Days Gone By (Egyptology)
Based on its use by Jill Scott, you may already be aware of the mellow "Days Gone By (Egyptology)" and though it's not the best track on the record, it's why sample-spotters often snatch this one up on sight. That bite alone is one of the main reasons copies of this album are seldom seen out in the wild, coupled with the fact this is probably Koffman's strongest effort in the latter part of his pop-fusion phase so folks were likely more inclined to keep it in their collections.
Featuring prominently on the track is Ed Bickert's crystal clear tone on the guitar. He displays his deft mastery of the instrument throughout the album and for many fans his playing here is a big reason to pick up this set. Though more well-known for his work on bass, Don Thompson's contributions on keyboards (mostly Rhodes) are mainly as an astute accompanist with few solos on the album outside of "Wildlife" and "Days Gone By." Speaking of Ed and Don, this album was released around the same time as their critically acclaimed live duo set, At The Garden Party.
Intro to "Rocks (Mineralogy)"
On "Rocks" it's pretty clear Riley's still crushing on Mwandishi and Head Hunters era Hancock but always with his own bluesy touch thanks to his B-3 background. However, he's all over the map stylistically on his own composition "Dinosaurus", a tune described as "a delightful romp through the harmonic overtone series" which highlights both his skills and his influences (especially Bud Powell and Oscar Peterson) but meanders a bit too much as a result of some kitchen-sinkism.

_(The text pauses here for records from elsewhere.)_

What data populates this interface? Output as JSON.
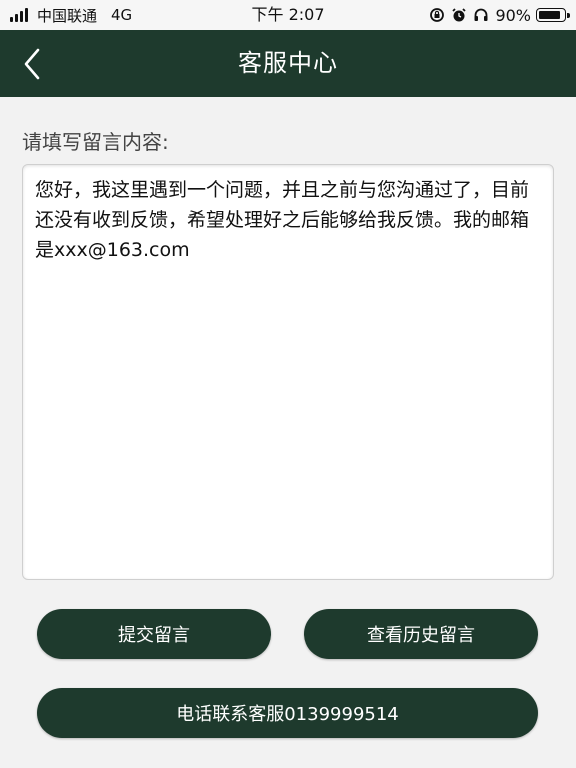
{
  "status_bar": {
    "carrier": "中国联通",
    "network": "4G",
    "time": "下午 2:07",
    "battery_percent": "90%",
    "battery_level": 0.9,
    "icons": [
      "signal-icon",
      "rotation-lock-icon",
      "alarm-icon",
      "headphones-icon",
      "battery-icon"
    ]
  },
  "nav": {
    "back_icon": "chevron-left-icon",
    "title": "客服中心"
  },
  "form": {
    "prompt_label": "请填写留言内容:",
    "message_value": "您好，我这里遇到一个问题，并且之前与您沟通过了，目前还没有收到反馈，希望处理好之后能够给我反馈。我的邮箱是xxx@163.com"
  },
  "actions": {
    "submit_label": "提交留言",
    "history_label": "查看历史留言",
    "phone_label": "电话联系客服0139999514"
  },
  "colors": {
    "primary": "#1e3a2d",
    "background": "#f2f2f2",
    "text": "#111111"
  }
}
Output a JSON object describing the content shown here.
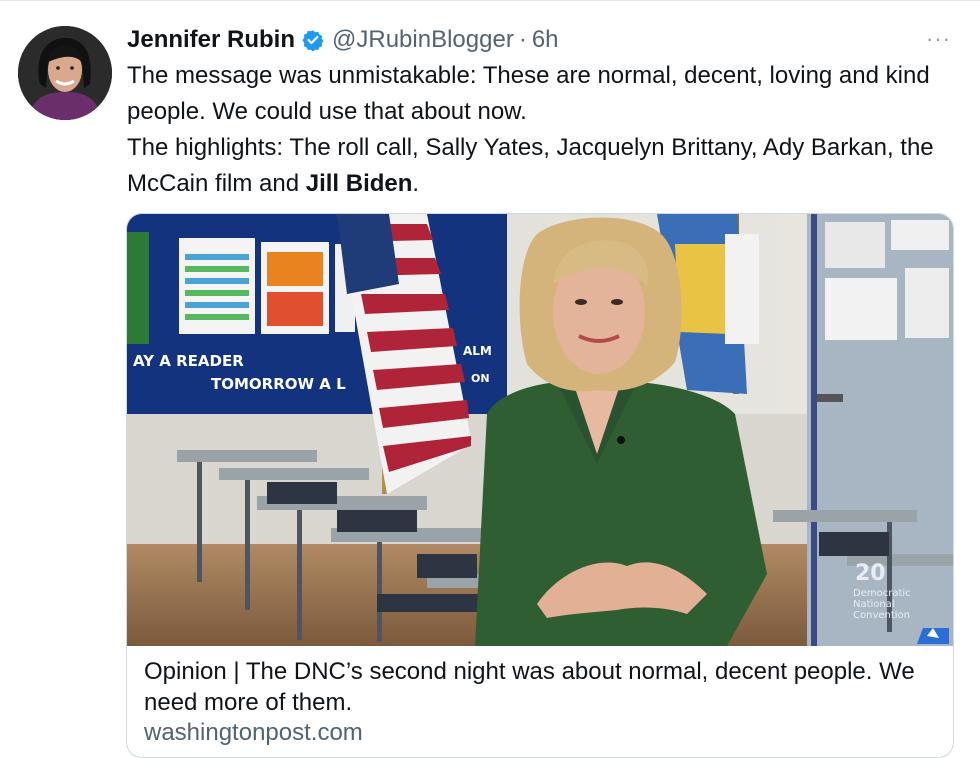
{
  "tweet": {
    "author_name": "Jennifer Rubin",
    "handle": "@JRubinBlogger",
    "separator": "·",
    "time": "6h",
    "more_label": "···",
    "text_line_1": "The message was unmistakable: These are normal, decent, loving and kind people. We could use that about now.",
    "text_line_2_prefix": "The highlights: The roll call, Sally Yates, Jacquelyn Brittany, Ady Barkan, the McCain film and ",
    "text_line_2_bold": "Jill Biden",
    "text_line_2_suffix": "."
  },
  "card": {
    "title": "Opinion | The DNC’s second night was about normal, decent people. We need more of them.",
    "domain": "washingtonpost.com",
    "image": {
      "board_text_1": "AY A READER",
      "board_text_2": "TOMORROW A L",
      "board_text_3": "ALM",
      "board_text_4": "ON",
      "logo_year": "20",
      "logo_line_1": "Democratic",
      "logo_line_2": "National",
      "logo_line_3": "Convention"
    }
  },
  "colors": {
    "text": "#0f1419",
    "secondary": "#536471",
    "verified": "#1d9bf0",
    "border": "#cfd9de"
  },
  "icons": {
    "verified": "verified-badge-icon",
    "more": "more-dots-icon"
  }
}
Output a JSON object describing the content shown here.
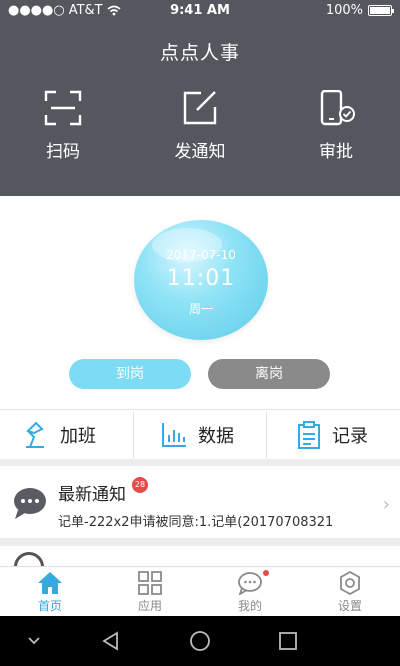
{
  "status_bar": {
    "carrier": "AT&T",
    "time": "9:41 AM",
    "battery": "100%",
    "battery_level": 1.0
  },
  "header": {
    "title": "点点人事",
    "actions": [
      {
        "label": "扫码",
        "icon": "scan-icon"
      },
      {
        "label": "发通知",
        "icon": "edit-icon"
      },
      {
        "label": "审批",
        "icon": "phone-check-icon"
      }
    ]
  },
  "clock": {
    "date": "2017-07-10",
    "time": "11:01",
    "weekday": "周一"
  },
  "punch": {
    "arrive_label": "到岗",
    "leave_label": "离岗"
  },
  "quick_links": [
    {
      "label": "加班",
      "icon": "overtime-lamp-icon"
    },
    {
      "label": "数据",
      "icon": "bar-chart-icon"
    },
    {
      "label": "记录",
      "icon": "clipboard-icon"
    }
  ],
  "notice": {
    "title": "最新通知",
    "badge": "28",
    "preview": "记单-222x2申请被同意:1.记单(20170708321",
    "icon": "chat-bubble-icon"
  },
  "tabbar": [
    {
      "label": "首页",
      "icon": "home-icon",
      "active": true
    },
    {
      "label": "应用",
      "icon": "apps-grid-icon",
      "active": false
    },
    {
      "label": "我的",
      "icon": "message-icon",
      "active": false,
      "dot": true
    },
    {
      "label": "设置",
      "icon": "settings-icon",
      "active": false
    }
  ],
  "colors": {
    "header_bg": "#55575f",
    "accent": "#36a9e1",
    "arrive": "#7ddcf3",
    "leave": "#8a8a8a",
    "badge": "#e84a4a"
  }
}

For the most part Moe keeps it melodic throughout, maintaining his mainstream-oriented style without taking the type of excursions in his solos witnessed on the kosmigroovish Solar Explorations nor straight-up displaying his bebop chops like when he was Live at George's. However, he has a few moments where he lets go a bit and soars high, especially on "Pharoah's Dream" and "Wildlife."
Sometimes a picture doesn't paint a 1000 words
Australian issue [RCA VPL14130]
All in all, an enjoyable album that saw a modicum of critical and chart success here in Canada upon its release (nominated for 2 Juno awards in 1978). Created as a conceptual piece to accompany exhibitions at the Royal Ontario Museum in Toronto (pictured on the back cover), its main drawback is in replicating the sterile, hands-off environment of most museums to a fairly high degree.
As indicated by the cover art's roped-off skeleton, sarcophagus and caveman mannequin, the music is often dryly academic and tends to be aimed moreso at the head rather than the heart or hooves. However, as also hinted at on the cover, there's just enough howler monkey to keep things lively and nobody is placed on a pedestal so it stands as cohesive communal effort among some of Canada's A-list jazzbos of the late 70s.
Moe Koffman - Flute
Ed Bickert - Guitar
Marty Morell - Drums and Percusion
Rick Homme - Electric and Acoustic Bass
Don Thompson - Keyboard, Arco String Bass
Bob Mann - Rhythm Guitar on "Rocks," "Digs" & "Museum Piece" + solo on "Dinosaurus"
Doug Riley - Keyboard on "Rocks," + Clavinet & Piano on "Dinosaurus"
1 Museum Piece
2 Rocks (Mineralogy)
3 Digs (Archaeology)
4 Evolution Blues
5 Pharoah's Dream
6 Wildlife (Mammalogy)
7 Days Gone By (Egyptology)
Celebrate Cheeba's birthday today by tagging along with Soundological & Moe for a trip to the museum - free ticket in the comments!